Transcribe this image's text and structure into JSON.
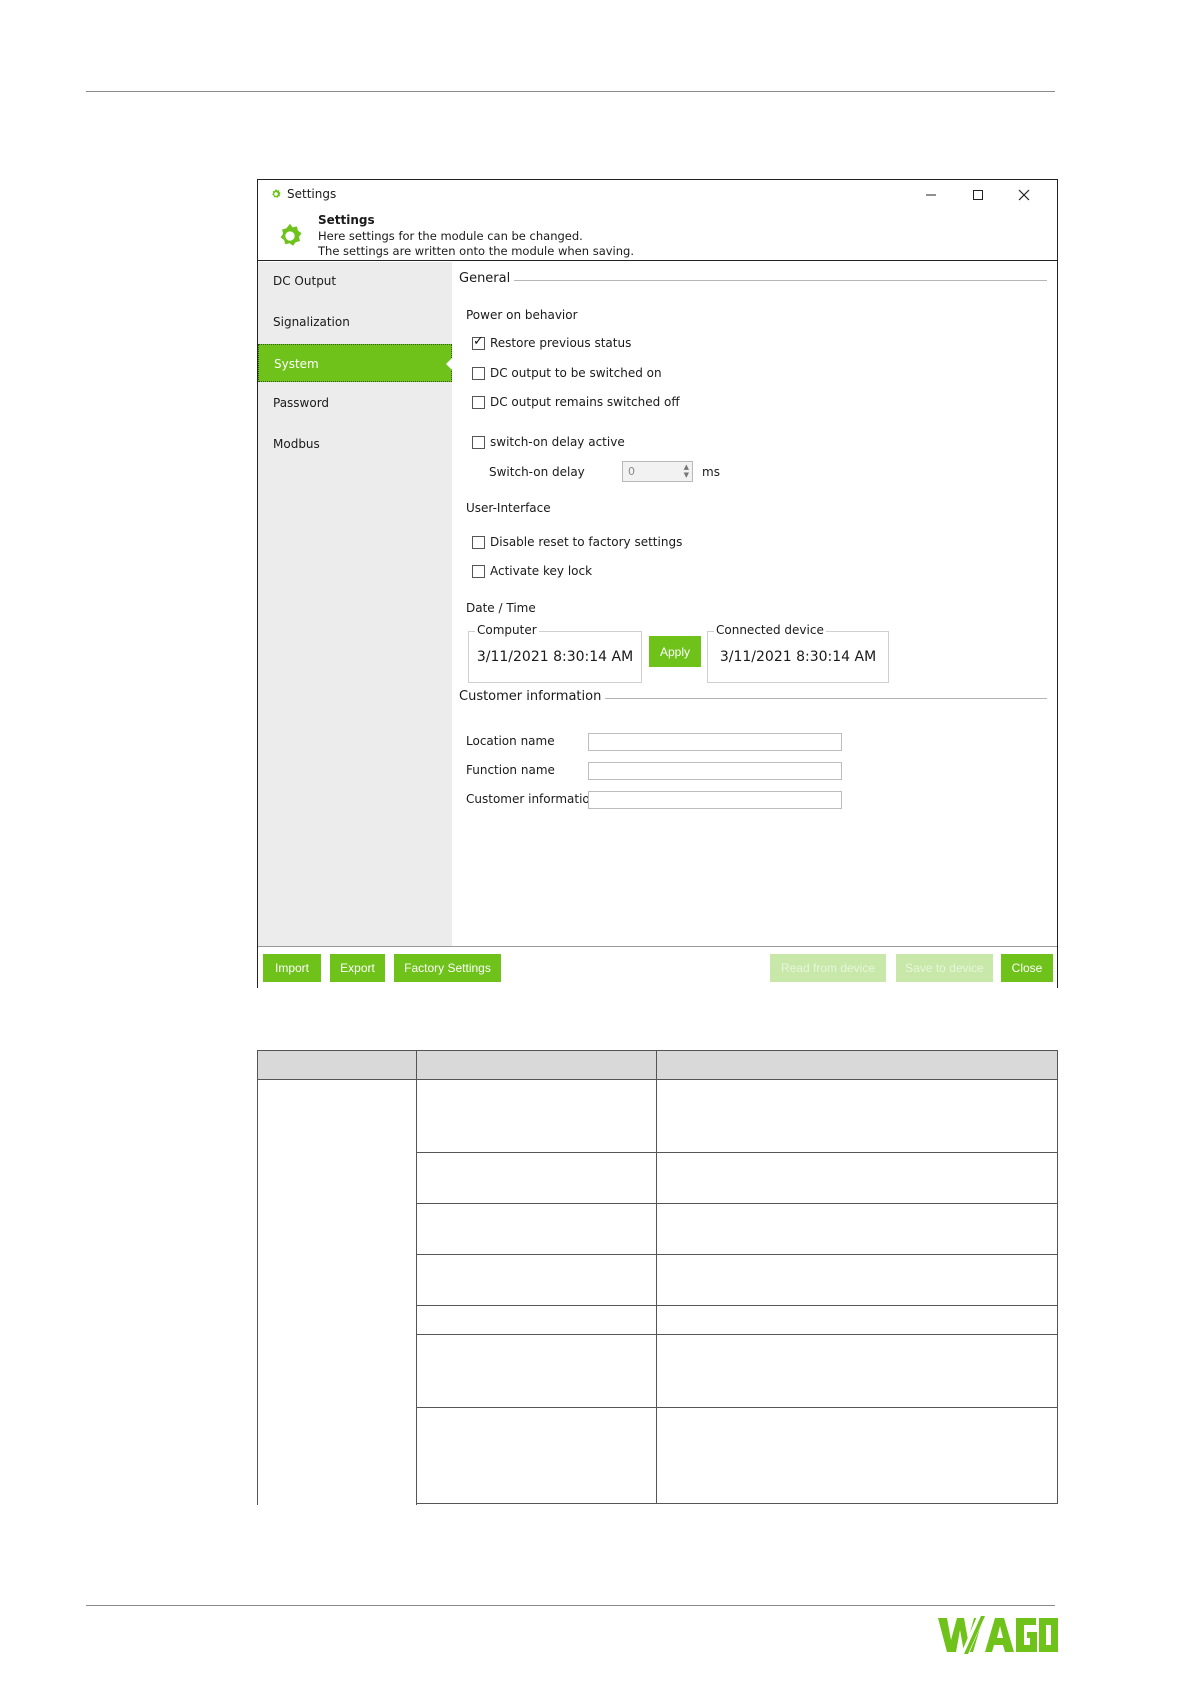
{
  "window": {
    "title": "Settings",
    "header": {
      "title": "Settings",
      "line1": "Here settings for the module can be changed.",
      "line2": "The settings are written onto the module when saving."
    }
  },
  "sidebar": {
    "items": [
      {
        "label": "DC Output"
      },
      {
        "label": "Signalization"
      },
      {
        "label": "System",
        "active": true
      },
      {
        "label": "Password"
      },
      {
        "label": "Modbus"
      }
    ]
  },
  "general": {
    "title": "General",
    "power_on": {
      "label": "Power on behavior",
      "options": [
        {
          "label": "Restore previous status",
          "checked": true
        },
        {
          "label": "DC output to be switched on",
          "checked": false
        },
        {
          "label": "DC output remains switched off",
          "checked": false
        }
      ]
    },
    "switch_on_delay_active": {
      "label": "switch-on delay active",
      "checked": false
    },
    "switch_on_delay": {
      "label": "Switch-on delay",
      "value": "0",
      "unit": "ms"
    },
    "user_interface": {
      "label": "User-Interface",
      "options": [
        {
          "label": "Disable reset to factory settings",
          "checked": false
        },
        {
          "label": "Activate key lock",
          "checked": false
        }
      ]
    },
    "date_time": {
      "label": "Date / Time",
      "computer": {
        "title": "Computer",
        "value": "3/11/2021 8:30:14 AM"
      },
      "apply_label": "Apply",
      "device": {
        "title": "Connected device",
        "value": "3/11/2021 8:30:14 AM"
      }
    }
  },
  "customer": {
    "title": "Customer information",
    "fields": [
      {
        "label": "Location name",
        "value": ""
      },
      {
        "label": "Function name",
        "value": ""
      },
      {
        "label": "Customer information",
        "value": ""
      }
    ]
  },
  "footer": {
    "import_label": "Import",
    "export_label": "Export",
    "factory_label": "Factory Settings",
    "read_label": "Read from device",
    "save_label": "Save to device",
    "close_label": "Close"
  },
  "colors": {
    "accent": "#6ec21a",
    "accent_disabled": "#c7e8a8",
    "sidebar_bg": "#ececec",
    "table_header": "#d9d9d9"
  }
}
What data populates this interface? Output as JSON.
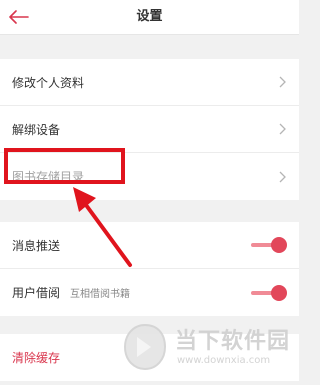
{
  "header": {
    "title": "设置"
  },
  "settings_group": {
    "items": [
      {
        "label": "修改个人资料"
      },
      {
        "label": "解绑设备"
      },
      {
        "label": "图书存储目录"
      }
    ]
  },
  "toggles_group": {
    "push": {
      "label": "消息推送",
      "enabled": true
    },
    "borrow": {
      "label": "用户借阅",
      "sub": "互相借阅书籍",
      "enabled": true
    }
  },
  "cache_group": {
    "clear_label": "清除缓存"
  },
  "watermark": {
    "name": "当下软件园",
    "url": "www.downxia.com"
  },
  "colors": {
    "accent": "#e2475a",
    "annotation": "#e0141d"
  }
}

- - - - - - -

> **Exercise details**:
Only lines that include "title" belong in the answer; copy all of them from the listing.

> **Output**:
    "title": "Settings",
      "title": "Settings",
    "title": "General",
        "title": "Computer",
        "title": "Connected device",
    "title": "Customer information",
    "title": "设置"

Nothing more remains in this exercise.